Friday, March 01, 2013

Berber film is an essay in nostalgia

  With thanks: Ahuva; Lily

Kamal Hachkar's film about the Berber Jews and Muslims of Tinghir in the Atlas mountains (Tinghir-Jerusalem: les Echos du Mellah) is the inspiration for an in-depth Associated Press article on the Jews of Morocco.   Hachkar comes across as a judeophile - he travelled to Israel and even learned some Hebrew. The AP article reports that the film has been attacked in Morocco for 'normalising' relations with Israel. It has been widely picked up in the international press. Here is an extract:

"A surprising critic of the film is one of Morocco’s Jews, Sion Assidon, a leftist activist, former political prisoner and a member of a group advocating the boycott of Israeli products.

“The film is effectively a vehicle for the message of normalizing with Israel,” Assidon told the AP. “The people we see are never once questioned about the essential issue, which is that they are colonizers occupying the land of another people that were earlier expelled.”

The Moroccan Jews in the film do look back fondly on how well they got on with their Muslim neighbors and lament the daily violence and hatred that characterize the tense relations in Israel today with the Palestinians. (My emphasis - ed)

About 1 million Jews of Moroccan origin now live in Israel. Some 50,000 Israelis — many of them Moroccan — visit Morocco every year, said Sam Ben Chetrit, the head of the World Federation of Moroccan Jewry, who moved to Israel from Morocco in 1963.

Ben Chetrit said that on a visit last year, “we were told (by legislators) ‘we are happy you are here, this is your home, but make sure you bring your children too.’”

Read article in full


However, the historian Georges Bensoussan, has questioned the truthfulness of the film. In this clip, he points out that the film says more about how people choose to remember what they lived through, than  it does about the historical facts themselves. 

Bensoussan explains that the Muslims interviewed in Tinghir do not remember having much interaction with the Jews. The Jews of Tinghir, interviewed in Israel, are more talkative, but paint a picture of harmonious coexistence, to the extent that one old lady almost kisses Hachkar and even lashes out against Israel.

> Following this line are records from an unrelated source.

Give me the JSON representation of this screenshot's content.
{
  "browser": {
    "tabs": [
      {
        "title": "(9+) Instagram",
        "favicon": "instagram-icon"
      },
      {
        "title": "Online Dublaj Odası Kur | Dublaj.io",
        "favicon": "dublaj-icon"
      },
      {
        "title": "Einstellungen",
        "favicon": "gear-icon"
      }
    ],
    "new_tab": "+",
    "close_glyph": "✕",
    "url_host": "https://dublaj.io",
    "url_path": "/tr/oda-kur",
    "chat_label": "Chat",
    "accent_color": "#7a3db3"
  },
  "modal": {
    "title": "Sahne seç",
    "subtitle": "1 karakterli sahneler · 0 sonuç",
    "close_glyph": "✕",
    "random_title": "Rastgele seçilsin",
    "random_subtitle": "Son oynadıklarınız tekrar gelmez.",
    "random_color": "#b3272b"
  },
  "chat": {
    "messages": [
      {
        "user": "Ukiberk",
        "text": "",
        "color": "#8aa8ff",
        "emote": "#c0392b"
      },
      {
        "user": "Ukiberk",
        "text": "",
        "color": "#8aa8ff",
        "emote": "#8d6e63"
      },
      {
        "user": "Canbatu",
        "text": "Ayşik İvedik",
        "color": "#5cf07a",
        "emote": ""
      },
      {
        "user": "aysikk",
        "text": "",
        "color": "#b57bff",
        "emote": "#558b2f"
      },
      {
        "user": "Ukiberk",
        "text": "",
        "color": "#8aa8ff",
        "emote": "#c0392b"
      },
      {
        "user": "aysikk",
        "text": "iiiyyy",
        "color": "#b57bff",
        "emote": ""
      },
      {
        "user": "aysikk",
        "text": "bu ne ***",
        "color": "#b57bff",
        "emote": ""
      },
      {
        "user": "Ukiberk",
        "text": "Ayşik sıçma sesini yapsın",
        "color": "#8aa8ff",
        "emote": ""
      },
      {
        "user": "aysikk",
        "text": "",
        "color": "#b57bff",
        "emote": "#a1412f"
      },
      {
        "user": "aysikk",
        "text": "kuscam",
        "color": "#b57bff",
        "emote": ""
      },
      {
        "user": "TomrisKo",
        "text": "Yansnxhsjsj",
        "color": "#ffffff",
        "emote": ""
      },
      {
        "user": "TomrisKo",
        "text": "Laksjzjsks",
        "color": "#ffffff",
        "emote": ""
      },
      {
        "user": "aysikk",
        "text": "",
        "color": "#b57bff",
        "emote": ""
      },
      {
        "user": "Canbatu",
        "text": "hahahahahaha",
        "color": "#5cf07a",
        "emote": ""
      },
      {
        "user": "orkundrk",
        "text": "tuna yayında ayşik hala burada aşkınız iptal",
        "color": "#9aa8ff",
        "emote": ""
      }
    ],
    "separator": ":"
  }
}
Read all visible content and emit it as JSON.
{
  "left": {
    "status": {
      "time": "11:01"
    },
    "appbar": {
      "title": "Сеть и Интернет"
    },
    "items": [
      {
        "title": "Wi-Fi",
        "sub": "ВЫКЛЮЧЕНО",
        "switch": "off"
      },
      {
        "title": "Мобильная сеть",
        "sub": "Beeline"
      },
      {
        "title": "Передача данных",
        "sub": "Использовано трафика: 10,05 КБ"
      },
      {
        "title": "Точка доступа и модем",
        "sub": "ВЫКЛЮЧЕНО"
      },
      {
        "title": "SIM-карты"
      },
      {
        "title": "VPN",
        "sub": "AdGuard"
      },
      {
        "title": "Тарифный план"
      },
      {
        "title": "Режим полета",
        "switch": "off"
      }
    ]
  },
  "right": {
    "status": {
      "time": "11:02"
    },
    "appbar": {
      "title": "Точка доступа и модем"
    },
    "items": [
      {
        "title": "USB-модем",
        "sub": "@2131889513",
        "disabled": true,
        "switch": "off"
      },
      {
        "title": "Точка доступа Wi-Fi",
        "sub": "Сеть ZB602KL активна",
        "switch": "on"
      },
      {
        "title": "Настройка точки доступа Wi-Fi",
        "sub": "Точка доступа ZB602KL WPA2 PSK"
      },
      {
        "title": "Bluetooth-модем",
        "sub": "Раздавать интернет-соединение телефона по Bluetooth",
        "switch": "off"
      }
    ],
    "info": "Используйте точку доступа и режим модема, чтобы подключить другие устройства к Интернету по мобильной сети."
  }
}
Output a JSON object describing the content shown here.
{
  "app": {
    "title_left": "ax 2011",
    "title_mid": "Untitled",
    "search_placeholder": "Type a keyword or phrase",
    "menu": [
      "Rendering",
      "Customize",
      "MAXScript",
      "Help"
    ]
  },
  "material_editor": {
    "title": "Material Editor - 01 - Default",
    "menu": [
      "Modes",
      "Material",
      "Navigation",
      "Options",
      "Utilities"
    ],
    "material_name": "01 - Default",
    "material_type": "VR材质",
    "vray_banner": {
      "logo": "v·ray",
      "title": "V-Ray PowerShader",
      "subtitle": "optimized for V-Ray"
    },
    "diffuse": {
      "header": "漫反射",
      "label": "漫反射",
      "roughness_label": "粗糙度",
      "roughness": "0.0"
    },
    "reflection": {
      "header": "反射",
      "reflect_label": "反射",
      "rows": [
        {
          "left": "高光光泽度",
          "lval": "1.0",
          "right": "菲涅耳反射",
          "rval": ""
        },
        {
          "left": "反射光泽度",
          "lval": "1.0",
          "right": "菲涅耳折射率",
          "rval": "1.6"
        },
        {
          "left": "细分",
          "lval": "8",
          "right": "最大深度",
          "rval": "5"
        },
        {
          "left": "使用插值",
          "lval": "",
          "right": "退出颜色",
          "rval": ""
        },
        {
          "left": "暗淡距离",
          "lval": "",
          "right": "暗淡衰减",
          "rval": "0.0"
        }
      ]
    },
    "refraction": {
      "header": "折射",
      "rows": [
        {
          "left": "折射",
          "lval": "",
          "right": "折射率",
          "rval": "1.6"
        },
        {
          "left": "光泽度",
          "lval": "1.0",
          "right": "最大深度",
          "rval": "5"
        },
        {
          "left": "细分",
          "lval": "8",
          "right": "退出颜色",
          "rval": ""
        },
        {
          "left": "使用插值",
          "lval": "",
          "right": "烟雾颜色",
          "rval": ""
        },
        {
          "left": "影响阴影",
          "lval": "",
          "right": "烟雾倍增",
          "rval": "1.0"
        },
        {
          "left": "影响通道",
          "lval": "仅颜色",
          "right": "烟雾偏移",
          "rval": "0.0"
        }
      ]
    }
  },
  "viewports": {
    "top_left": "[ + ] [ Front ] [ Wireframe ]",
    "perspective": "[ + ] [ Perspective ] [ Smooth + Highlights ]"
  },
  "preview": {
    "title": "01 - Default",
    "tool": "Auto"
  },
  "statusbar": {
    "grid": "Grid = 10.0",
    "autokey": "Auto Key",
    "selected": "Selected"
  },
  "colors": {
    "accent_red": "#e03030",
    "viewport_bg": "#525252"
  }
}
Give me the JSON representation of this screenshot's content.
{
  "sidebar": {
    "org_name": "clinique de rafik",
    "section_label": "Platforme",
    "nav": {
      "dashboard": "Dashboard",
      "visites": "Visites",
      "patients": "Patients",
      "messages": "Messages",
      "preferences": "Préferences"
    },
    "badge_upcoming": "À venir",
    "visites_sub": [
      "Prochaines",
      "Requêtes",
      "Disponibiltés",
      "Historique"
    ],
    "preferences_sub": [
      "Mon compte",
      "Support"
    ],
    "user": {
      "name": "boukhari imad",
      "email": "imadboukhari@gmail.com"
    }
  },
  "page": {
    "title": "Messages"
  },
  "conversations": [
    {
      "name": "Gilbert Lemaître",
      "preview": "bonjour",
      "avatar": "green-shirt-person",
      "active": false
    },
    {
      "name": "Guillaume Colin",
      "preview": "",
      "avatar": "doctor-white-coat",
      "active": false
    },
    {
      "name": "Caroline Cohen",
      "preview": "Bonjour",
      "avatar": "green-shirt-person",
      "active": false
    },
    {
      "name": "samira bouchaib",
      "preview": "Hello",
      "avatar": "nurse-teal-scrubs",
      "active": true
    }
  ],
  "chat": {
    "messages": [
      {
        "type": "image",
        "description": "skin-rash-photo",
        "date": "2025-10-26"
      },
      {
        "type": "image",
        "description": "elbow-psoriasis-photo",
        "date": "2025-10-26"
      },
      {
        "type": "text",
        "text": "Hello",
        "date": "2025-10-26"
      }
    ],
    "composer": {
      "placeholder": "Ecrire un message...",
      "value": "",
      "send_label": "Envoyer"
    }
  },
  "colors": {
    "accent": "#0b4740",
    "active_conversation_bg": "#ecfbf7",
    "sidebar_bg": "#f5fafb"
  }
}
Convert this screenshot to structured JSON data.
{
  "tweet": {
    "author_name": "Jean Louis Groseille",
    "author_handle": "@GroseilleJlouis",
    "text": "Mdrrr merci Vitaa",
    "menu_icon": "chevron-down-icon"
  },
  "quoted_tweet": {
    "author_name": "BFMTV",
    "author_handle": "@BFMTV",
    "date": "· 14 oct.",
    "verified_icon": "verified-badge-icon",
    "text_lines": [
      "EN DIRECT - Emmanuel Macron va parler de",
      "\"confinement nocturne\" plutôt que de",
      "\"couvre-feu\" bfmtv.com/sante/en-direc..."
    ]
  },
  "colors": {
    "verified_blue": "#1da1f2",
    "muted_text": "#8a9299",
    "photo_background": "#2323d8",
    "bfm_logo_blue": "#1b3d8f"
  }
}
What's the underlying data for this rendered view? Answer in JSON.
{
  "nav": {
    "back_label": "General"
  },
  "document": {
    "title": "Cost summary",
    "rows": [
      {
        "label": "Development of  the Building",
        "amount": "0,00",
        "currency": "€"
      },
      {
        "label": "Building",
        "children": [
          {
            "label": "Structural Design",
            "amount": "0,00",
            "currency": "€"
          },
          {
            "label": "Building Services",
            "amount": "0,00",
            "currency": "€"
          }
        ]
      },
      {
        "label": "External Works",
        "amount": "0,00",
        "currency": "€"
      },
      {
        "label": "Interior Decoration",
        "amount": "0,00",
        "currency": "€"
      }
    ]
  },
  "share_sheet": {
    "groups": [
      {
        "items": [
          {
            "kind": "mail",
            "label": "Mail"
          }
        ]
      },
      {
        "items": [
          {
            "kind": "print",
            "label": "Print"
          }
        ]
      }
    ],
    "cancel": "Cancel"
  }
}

But when you dig a little deeper, Bensoussan says, it appears that 'coexistence' between the two groups was limited to when the women did the laundry. They did not visit each others' houses. They did not celebrate festivals together, and after the creation of Israel, the Muslims showed frostiness if not hostility towards the Jews.

 He describes meeting a 58-year old Jew from Tinghir, whose 87-year-old father, born in the town, was still compos mentis, although a bit deaf. His son sat him down for the 52-minute film, with a pair of headphones on so that he could grasp every word. At the end of 52 minutes, the old man said:"It's all false!"

How can one explain the discrepancy between the coexistence described in the film, and the old man's reaction? Bensoussan claims that the director did a fair amount of selection himself in favour of positive coexistence stories. Hours and hours of filming must have ended up on the cutting room floor. But at the end of the day, it is only human to want to remember the good and blot out the bad - and this is what makes Tinghir: Les Echos du Mellah so fascinating an essay in nostalgia.

Film shows Berber Jews are in exile in Israel 

Did history start in 1960? (Noam Nir's blog)


bataween said...

Question: Could you let me know if these are Yemenite Jews?:

To answer your question, the woman is Yemenite Jewish but she is married to a Muslim. I think this is the case documented on this blog of 'Laila' who escaped her Jewish husband on her wedding night to marry the Muslim love of her life.
The programme is at pains to demonstrate that the marriage is legal ...the bride's family have argued she was abducted. Perhaps an Arabic speaker could confirm whether I have got this right?

Anonymous said...

This film is about Berbers (E3B3), nothing to do with Yemenite Jews or middle-eastern people or what so ever excepted Berber-Jews.
Berbers were christians, St Augustine was a Berber, as Victor the first, who was a pope.

bataween said...

Sorry to confuse you, the previous comment was referring to another film